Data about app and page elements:

○ ○ ○ ○

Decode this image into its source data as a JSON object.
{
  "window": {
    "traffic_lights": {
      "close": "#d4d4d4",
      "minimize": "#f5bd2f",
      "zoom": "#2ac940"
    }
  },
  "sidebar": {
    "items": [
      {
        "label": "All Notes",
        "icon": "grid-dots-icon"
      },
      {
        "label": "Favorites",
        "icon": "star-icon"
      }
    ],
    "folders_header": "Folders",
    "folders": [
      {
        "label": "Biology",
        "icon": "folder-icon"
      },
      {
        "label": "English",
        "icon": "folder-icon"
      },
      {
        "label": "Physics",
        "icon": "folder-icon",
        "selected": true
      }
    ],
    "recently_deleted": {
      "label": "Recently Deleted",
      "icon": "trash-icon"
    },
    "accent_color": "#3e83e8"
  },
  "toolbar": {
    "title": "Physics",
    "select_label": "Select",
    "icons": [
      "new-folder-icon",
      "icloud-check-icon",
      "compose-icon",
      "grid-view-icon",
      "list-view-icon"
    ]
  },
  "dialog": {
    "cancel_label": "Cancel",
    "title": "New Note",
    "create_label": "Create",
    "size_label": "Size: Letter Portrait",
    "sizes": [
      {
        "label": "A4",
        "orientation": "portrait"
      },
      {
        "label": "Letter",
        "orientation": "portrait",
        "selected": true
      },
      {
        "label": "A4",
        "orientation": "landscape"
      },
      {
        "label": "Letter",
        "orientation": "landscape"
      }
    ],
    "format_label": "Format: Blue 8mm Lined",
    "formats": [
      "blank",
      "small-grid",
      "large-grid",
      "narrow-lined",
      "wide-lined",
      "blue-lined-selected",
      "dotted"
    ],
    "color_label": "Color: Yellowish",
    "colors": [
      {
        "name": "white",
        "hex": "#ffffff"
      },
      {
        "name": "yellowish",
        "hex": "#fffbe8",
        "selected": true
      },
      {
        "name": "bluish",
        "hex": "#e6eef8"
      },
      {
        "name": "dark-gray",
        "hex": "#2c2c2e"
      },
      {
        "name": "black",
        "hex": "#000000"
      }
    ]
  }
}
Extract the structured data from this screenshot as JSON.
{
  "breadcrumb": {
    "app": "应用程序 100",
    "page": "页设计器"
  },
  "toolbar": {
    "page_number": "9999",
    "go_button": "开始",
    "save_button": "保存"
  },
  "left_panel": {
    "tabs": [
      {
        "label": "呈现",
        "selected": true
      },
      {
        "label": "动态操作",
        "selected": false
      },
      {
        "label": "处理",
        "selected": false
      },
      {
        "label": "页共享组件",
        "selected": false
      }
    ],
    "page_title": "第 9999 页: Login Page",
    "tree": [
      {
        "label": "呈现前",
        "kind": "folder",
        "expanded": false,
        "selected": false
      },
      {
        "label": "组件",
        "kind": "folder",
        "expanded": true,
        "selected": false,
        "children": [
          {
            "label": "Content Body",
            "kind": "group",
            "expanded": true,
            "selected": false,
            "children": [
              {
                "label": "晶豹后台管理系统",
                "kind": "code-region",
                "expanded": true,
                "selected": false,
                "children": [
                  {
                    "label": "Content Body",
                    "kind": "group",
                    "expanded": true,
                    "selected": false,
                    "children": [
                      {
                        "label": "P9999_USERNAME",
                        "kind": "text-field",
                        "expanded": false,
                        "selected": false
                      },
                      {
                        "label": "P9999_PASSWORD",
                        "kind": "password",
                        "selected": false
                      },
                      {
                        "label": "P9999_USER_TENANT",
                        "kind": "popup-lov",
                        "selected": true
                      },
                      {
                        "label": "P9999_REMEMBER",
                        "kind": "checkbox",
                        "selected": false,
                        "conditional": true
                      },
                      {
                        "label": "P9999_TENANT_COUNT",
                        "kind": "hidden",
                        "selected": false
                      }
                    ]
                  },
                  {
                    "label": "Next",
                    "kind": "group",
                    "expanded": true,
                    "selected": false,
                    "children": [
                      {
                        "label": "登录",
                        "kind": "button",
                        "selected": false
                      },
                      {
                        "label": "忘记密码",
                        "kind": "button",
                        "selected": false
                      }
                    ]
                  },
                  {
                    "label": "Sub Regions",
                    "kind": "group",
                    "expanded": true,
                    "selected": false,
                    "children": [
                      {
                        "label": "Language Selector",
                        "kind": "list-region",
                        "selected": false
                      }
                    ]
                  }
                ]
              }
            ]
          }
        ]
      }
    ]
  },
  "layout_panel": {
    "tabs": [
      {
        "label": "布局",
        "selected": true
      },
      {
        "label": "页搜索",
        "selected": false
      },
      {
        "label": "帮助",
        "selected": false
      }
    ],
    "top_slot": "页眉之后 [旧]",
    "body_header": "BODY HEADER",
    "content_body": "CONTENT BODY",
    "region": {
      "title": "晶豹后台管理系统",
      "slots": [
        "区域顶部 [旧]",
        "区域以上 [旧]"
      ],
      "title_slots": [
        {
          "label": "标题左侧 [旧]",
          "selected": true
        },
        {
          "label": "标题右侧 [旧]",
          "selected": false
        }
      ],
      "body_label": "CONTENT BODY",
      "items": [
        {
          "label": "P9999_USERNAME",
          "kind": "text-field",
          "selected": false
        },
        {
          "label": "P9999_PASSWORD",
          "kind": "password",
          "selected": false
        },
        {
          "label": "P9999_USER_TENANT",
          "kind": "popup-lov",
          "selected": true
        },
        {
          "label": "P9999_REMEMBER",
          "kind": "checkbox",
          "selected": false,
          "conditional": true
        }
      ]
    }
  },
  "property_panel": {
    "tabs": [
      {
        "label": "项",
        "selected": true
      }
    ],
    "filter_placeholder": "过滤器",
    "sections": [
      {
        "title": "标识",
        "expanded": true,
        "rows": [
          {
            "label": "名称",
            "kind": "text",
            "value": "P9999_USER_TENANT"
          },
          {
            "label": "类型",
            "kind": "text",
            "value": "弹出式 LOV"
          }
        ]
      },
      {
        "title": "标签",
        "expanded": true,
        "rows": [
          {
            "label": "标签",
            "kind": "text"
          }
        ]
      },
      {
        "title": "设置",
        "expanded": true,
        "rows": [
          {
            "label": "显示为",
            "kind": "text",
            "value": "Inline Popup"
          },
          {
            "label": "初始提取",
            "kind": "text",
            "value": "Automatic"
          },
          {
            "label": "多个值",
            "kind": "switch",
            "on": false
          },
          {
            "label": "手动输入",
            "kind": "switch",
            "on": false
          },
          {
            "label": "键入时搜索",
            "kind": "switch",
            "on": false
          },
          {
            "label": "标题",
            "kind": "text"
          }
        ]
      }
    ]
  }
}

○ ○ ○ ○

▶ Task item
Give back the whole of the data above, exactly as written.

▶ Task solution
Decode this image into its source data as a JSON object.
{
  "window": {
    "traffic_lights": {
      "close": "#d4d4d4",
      "minimize": "#f5bd2f",
      "zoom": "#2ac940"
    }
  },
  "sidebar": {
    "items": [
      {
        "label": "All Notes",
        "icon": "grid-dots-icon"
      },
      {
        "label": "Favorites",
        "icon": "star-icon"
      }
    ],
    "folders_header": "Folders",
    "folders": [
      {
        "label": "Biology",
        "icon": "folder-icon"
      },
      {
        "label": "English",
        "icon": "folder-icon"
      },
      {
        "label": "Physics",
        "icon": "folder-icon",
        "selected": true
      }
    ],
    "recently_deleted": {
      "label": "Recently Deleted",
      "icon": "trash-icon"
    },
    "accent_color": "#3e83e8"
  },
  "toolbar": {
    "title": "Physics",
    "select_label": "Select",
    "icons": [
      "new-folder-icon",
      "icloud-check-icon",
      "compose-icon",
      "grid-view-icon",
      "list-view-icon"
    ]
  },
  "dialog": {
    "cancel_label": "Cancel",
    "title": "New Note",
    "create_label": "Create",
    "size_label": "Size: Letter Portrait",
    "sizes": [
      {
        "label": "A4",
        "orientation": "portrait"
      },
      {
        "label": "Letter",
        "orientation": "portrait",
        "selected": true
      },
      {
        "label": "A4",
        "orientation": "landscape"
      },
      {
        "label": "Letter",
        "orientation": "landscape"
      }
    ],
    "format_label": "Format: Blue 8mm Lined",
    "formats": [
      "blank",
      "small-grid",
      "large-grid",
      "narrow-lined",
      "wide-lined",
      "blue-lined-selected",
      "dotted"
    ],
    "color_label": "Color: Yellowish",
    "colors": [
      {
        "name": "white",
        "hex": "#ffffff"
      },
      {
        "name": "yellowish",
        "hex": "#fffbe8",
        "selected": true
      },
      {
        "name": "bluish",
        "hex": "#e6eef8"
      },
      {
        "name": "dark-gray",
        "hex": "#2c2c2e"
      },
      {
        "name": "black",
        "hex": "#000000"
      }
    ]
  }
}
Extract the structured data from this screenshot as JSON.
{
  "breadcrumb": {
    "app": "应用程序 100",
    "page": "页设计器"
  },
  "toolbar": {
    "page_number": "9999",
    "go_button": "开始",
    "save_button": "保存"
  },
  "left_panel": {
    "tabs": [
      {
        "label": "呈现",
        "selected": true
      },
      {
        "label": "动态操作",
        "selected": false
      },
      {
        "label": "处理",
        "selected": false
      },
      {
        "label": "页共享组件",
        "selected": false
      }
    ],
    "page_title": "第 9999 页: Login Page",
    "tree": [
      {
        "label": "呈现前",
        "kind": "folder",
        "expanded": false,
        "selected": false
      },
      {
        "label": "组件",
        "kind": "folder",
        "expanded": true,
        "selected": false,
        "children": [
          {
            "label": "Content Body",
            "kind": "group",
            "expanded": true,
            "selected": false,
            "children": [
              {
                "label": "晶豹后台管理系统",
                "kind": "code-region",
                "expanded": true,
                "selected": false,
                "children": [
                  {
                    "label": "Content Body",
                    "kind": "group",
                    "expanded": true,
                    "selected": false,
                    "children": [
                      {
                        "label": "P9999_USERNAME",
                        "kind": "text-field",
                        "expanded": false,
                        "selected": false
                      },
                      {
                        "label": "P9999_PASSWORD",
                        "kind": "password",
                        "selected": false
                      },
                      {
                        "label": "P9999_USER_TENANT",
                        "kind": "popup-lov",
                        "selected": true
                      },
                      {
                        "label": "P9999_REMEMBER",
                        "kind": "checkbox",
                        "selected": false,
                        "conditional": true
                      },
                      {
                        "label": "P9999_TENANT_COUNT",
                        "kind": "hidden",
                        "selected": false
                      }
                    ]
                  },
                  {
                    "label": "Next",
                    "kind": "group",
                    "expanded": true,
                    "selected": false,
                    "children": [
                      {
                        "label": "登录",
                        "kind": "button",
                        "selected": false
                      },
                      {
                        "label": "忘记密码",
                        "kind": "button",
                        "selected": false
                      }
                    ]
                  },
                  {
                    "label": "Sub Regions",
                    "kind": "group",
                    "expanded": true,
                    "selected": false,
                    "children": [
                      {
                        "label": "Language Selector",
                        "kind": "list-region",
                        "selected": false
                      }
                    ]
                  }
                ]
              }
            ]
          }
        ]
      }
    ]
  },
  "layout_panel": {
    "tabs": [
      {
        "label": "布局",
        "selected": true
      },
      {
        "label": "页搜索",
        "selected": false
      },
      {
        "label": "帮助",
        "selected": false
      }
    ],
    "top_slot": "页眉之后 [旧]",
    "body_header": "BODY HEADER",
    "content_body": "CONTENT BODY",
    "region": {
      "title": "晶豹后台管理系统",
      "slots": [
        "区域顶部 [旧]",
        "区域以上 [旧]"
      ],
      "title_slots": [
        {
          "label": "标题左侧 [旧]",
          "selected": true
        },
        {
          "label": "标题右侧 [旧]",
          "selected": false
        }
      ],
      "body_label": "CONTENT BODY",
      "items": [
        {
          "label": "P9999_USERNAME",
          "kind": "text-field",
          "selected": false
        },
        {
          "label": "P9999_PASSWORD",
          "kind": "password",
          "selected": false
        },
        {
          "label": "P9999_USER_TENANT",
          "kind": "popup-lov",
          "selected": true
        },
        {
          "label": "P9999_REMEMBER",
          "kind": "checkbox",
          "selected": false,
          "conditional": true
        }
      ]
    }
  },
  "property_panel": {
    "tabs": [
      {
        "label": "项",
        "selected": true
      }
    ],
    "filter_placeholder": "过滤器",
    "sections": [
      {
        "title": "标识",
        "expanded": true,
        "rows": [
          {
            "label": "名称",
            "kind": "text",
            "value": "P9999_USER_TENANT"
          },
          {
            "label": "类型",
            "kind": "text",
            "value": "弹出式 LOV"
          }
        ]
      },
      {
        "title": "标签",
        "expanded": true,
        "rows": [
          {
            "label": "标签",
            "kind": "text"
          }
        ]
      },
      {
        "title": "设置",
        "expanded": true,
        "rows": [
          {
            "label": "显示为",
            "kind": "text",
            "value": "Inline Popup"
          },
          {
            "label": "初始提取",
            "kind": "text",
            "value": "Automatic"
          },
          {
            "label": "多个值",
            "kind": "switch",
            "on": false
          },
          {
            "label": "手动输入",
            "kind": "switch",
            "on": false
          },
          {
            "label": "键入时搜索",
            "kind": "switch",
            "on": false
          },
          {
            "label": "标题",
            "kind": "text"
          }
        ]
      }
    ]
  }
}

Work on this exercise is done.